Converting a PDF document into a tagged text-based XML file does not come without its problems. PDF-to-XML is an extremely easy-to-use utility that uses an intelligent parsing algorithm that detects all lines, page breaks, and paragraphs and tags them accordingly. Likewise, it can identify tables and tag all cells, columns, and rows efficiently to produce an XML file compatible with the 1.0 specification and above.
In order for the conversion process to succeed, the original PDF document needs to be a text-based file or to have gone through an OCR process beforehand, as PDF-to-XML comes without OCR capabilities. The program’s conversion functionality itself is as simple as they come, thanks to its wizard-driven interface. You’ll be asked to select a PDF file and to define the page range to be converted. You are then given the option to customize the XML tags supported, namely cell, column, line, page, par (for paragraphs), and row. The limited list of XML elements supported can give you an idea of the types of PDF documents that this tool can deal with successfully. The third step of the conversion wizard is the conversion process itself. You will need to go through these three steps again for every PDF document you wish to convert, as no batch conversion capabilities have been added to this tool.
The quality of the resulting file is directly proportional to the complexity of the source PDF. If the original document includes elements or objects whose XML labels are not included in the list above, the app will reduce them to lines and paragraphs, which may not define the true nature of the object at hand. If you use the Demo version to test the program’s functionality, you will find that a significant number of the characters in the original text have been replaced with asterisks in the resulting XML file.

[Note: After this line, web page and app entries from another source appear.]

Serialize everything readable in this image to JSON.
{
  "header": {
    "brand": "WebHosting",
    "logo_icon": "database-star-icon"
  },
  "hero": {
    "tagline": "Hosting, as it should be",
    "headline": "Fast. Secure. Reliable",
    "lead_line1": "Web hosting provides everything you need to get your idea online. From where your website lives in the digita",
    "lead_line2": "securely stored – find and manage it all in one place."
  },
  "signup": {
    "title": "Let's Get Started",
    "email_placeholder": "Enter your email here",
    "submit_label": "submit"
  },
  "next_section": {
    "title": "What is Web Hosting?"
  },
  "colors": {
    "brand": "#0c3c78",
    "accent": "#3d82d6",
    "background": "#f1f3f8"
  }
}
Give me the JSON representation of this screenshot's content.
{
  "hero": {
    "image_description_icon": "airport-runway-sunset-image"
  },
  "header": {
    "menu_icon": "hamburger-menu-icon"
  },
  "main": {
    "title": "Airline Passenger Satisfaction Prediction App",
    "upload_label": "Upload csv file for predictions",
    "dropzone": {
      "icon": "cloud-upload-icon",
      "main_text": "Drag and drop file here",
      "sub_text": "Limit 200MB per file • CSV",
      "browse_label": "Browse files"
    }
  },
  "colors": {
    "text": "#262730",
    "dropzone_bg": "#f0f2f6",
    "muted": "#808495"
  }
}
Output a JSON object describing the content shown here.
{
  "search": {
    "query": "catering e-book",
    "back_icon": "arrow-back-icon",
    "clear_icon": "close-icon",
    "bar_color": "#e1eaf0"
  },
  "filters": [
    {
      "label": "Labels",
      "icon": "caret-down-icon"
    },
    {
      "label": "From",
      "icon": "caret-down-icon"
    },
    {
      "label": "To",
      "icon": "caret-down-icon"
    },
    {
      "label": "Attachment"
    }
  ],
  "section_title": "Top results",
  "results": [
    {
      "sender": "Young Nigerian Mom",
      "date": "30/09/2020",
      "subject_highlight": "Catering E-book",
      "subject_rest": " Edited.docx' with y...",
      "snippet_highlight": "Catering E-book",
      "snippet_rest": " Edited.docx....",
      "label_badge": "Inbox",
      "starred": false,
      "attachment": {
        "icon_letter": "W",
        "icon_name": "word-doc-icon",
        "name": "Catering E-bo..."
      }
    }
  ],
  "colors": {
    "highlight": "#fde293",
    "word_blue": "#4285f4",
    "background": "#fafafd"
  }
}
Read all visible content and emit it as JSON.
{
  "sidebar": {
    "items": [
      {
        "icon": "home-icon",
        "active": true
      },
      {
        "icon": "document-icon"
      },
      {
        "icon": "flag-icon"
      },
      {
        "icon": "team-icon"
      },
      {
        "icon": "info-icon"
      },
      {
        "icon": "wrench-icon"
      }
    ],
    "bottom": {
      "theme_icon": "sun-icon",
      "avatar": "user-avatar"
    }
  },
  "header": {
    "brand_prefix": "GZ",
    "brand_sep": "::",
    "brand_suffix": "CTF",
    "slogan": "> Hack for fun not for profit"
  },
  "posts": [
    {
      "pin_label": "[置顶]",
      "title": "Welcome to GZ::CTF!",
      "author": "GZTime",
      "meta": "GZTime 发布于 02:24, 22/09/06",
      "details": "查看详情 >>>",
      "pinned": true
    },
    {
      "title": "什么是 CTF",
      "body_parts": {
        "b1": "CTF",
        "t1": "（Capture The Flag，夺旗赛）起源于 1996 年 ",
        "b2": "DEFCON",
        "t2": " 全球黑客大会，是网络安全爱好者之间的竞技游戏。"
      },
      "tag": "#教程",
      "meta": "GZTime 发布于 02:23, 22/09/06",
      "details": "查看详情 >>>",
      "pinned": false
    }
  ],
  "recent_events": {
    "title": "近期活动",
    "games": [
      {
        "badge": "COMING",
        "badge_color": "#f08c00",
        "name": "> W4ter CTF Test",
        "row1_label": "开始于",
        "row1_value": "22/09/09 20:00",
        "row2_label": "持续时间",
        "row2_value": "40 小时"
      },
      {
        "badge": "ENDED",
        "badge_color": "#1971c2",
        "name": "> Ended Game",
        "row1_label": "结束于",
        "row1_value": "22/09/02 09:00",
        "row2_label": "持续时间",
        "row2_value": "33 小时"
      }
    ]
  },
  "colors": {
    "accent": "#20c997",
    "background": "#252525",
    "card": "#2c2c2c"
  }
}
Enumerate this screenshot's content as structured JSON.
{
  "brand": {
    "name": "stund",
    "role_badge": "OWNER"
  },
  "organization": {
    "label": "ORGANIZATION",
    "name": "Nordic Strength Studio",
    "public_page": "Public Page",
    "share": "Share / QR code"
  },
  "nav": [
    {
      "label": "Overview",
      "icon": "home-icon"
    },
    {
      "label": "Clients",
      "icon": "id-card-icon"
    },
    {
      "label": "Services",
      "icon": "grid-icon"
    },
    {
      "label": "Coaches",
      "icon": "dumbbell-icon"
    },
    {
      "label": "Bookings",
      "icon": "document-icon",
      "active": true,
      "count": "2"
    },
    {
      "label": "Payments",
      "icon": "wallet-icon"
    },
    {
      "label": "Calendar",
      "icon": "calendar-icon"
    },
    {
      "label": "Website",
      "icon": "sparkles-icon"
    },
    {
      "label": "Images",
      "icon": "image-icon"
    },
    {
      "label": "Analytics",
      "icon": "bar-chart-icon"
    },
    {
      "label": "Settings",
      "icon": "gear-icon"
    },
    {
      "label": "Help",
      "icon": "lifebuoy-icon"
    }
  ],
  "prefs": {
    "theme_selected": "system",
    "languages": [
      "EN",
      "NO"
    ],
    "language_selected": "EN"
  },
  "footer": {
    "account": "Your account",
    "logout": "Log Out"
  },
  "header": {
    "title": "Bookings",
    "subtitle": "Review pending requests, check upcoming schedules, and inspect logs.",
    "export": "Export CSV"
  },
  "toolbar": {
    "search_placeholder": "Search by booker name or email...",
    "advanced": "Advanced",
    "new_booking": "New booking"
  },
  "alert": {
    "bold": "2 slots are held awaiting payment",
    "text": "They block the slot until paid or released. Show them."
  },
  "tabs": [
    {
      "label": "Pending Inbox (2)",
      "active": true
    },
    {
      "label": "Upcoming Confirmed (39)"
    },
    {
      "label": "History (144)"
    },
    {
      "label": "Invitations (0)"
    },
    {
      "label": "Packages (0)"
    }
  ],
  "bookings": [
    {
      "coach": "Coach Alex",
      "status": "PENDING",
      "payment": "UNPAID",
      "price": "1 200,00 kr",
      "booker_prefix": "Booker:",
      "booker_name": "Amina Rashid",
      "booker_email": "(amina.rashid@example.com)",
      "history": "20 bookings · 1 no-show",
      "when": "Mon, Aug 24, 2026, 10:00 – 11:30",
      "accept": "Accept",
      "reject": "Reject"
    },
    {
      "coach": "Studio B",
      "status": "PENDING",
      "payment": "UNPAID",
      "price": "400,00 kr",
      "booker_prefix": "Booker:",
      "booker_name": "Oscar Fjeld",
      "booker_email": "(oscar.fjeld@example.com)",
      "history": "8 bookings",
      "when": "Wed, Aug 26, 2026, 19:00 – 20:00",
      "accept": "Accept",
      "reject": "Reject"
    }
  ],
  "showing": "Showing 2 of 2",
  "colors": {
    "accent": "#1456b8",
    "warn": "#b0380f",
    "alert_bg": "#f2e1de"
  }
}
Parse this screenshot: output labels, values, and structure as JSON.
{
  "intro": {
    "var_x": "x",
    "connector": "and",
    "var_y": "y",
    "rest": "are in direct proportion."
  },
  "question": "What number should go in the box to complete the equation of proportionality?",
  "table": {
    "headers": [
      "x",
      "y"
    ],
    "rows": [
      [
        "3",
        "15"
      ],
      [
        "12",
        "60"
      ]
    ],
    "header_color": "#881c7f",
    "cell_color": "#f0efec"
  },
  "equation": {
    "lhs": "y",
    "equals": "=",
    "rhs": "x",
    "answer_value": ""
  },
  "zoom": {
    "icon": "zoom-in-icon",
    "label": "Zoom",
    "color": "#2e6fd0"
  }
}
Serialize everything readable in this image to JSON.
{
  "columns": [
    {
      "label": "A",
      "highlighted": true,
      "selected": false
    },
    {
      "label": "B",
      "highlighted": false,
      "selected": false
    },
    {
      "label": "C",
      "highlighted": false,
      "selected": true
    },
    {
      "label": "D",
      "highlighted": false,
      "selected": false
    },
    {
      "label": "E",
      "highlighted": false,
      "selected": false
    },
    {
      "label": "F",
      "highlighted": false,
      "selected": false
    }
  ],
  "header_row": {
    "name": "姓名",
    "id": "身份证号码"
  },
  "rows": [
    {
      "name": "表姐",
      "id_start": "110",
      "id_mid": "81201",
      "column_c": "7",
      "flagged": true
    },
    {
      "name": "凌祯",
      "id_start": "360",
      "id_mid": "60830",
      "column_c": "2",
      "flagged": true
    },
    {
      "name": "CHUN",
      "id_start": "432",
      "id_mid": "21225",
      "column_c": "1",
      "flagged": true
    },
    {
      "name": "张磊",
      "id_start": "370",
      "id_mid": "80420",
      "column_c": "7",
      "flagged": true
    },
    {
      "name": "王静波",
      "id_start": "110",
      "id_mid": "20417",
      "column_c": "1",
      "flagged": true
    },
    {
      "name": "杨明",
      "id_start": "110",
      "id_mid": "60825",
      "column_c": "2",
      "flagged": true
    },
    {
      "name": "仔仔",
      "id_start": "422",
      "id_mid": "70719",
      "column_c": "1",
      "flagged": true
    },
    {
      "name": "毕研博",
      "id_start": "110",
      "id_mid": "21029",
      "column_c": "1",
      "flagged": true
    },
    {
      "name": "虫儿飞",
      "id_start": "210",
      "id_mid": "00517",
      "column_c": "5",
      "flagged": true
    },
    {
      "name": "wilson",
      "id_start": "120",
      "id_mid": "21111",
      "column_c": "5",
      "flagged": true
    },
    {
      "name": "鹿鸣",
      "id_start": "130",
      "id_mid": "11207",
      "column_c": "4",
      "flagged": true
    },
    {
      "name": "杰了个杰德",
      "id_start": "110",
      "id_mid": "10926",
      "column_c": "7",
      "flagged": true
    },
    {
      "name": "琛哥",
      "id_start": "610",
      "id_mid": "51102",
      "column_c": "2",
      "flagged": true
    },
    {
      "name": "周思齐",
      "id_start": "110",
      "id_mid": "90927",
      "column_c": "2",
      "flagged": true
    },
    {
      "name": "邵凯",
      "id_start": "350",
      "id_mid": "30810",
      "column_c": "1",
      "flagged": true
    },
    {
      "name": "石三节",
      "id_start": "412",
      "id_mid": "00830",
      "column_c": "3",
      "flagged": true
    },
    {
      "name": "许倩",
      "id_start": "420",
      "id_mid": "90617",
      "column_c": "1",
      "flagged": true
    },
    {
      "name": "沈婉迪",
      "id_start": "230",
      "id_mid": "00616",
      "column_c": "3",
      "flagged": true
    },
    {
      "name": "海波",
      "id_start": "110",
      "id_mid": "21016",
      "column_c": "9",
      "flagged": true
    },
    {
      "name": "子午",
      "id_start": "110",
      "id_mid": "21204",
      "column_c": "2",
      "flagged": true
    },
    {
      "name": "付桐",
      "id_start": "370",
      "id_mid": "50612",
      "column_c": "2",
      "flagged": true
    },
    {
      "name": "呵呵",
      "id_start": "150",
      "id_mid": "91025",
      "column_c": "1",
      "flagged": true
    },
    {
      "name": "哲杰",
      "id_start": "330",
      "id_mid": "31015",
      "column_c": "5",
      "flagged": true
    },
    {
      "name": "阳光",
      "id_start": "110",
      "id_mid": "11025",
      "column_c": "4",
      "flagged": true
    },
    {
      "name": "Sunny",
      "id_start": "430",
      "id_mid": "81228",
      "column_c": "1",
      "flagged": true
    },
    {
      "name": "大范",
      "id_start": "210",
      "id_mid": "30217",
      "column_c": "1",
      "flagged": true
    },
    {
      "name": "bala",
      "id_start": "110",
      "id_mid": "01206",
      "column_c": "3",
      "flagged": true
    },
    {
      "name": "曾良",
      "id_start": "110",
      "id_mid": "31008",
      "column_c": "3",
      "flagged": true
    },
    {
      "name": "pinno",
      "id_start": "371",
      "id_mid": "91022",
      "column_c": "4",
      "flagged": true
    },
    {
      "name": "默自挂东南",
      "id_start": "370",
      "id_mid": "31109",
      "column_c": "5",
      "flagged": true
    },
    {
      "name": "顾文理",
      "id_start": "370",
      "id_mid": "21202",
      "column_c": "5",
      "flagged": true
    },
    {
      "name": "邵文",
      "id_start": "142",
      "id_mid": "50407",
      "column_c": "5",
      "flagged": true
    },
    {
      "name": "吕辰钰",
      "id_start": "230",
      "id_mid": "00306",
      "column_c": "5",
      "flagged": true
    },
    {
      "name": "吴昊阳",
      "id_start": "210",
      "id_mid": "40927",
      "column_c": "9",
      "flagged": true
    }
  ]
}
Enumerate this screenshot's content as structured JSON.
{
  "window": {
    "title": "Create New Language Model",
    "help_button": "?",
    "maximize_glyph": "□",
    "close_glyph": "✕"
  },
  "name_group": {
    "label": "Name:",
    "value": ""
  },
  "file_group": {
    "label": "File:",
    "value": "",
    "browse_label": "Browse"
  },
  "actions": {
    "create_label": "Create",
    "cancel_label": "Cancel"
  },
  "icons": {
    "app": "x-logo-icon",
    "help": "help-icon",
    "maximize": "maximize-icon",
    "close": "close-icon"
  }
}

What PDF-to-XML has in simplicity of use, it lacks in efficiency. The short list of XML tags supported and the limited amount of conversion settings provided make it suitable nearly just for extremely simple PDF source files. It makes up this limitation with a wizard-based interface that – even though it can deal with one file at a time only – is suitable for all types of users.
- Wizard-driven interface.
- Customizable XML tags.
- Fast conversion speed
- No OCR capabilities.
- Limited customization settings and tags.
- No batch conversion supported.
- Not suitable for highly complex PDFs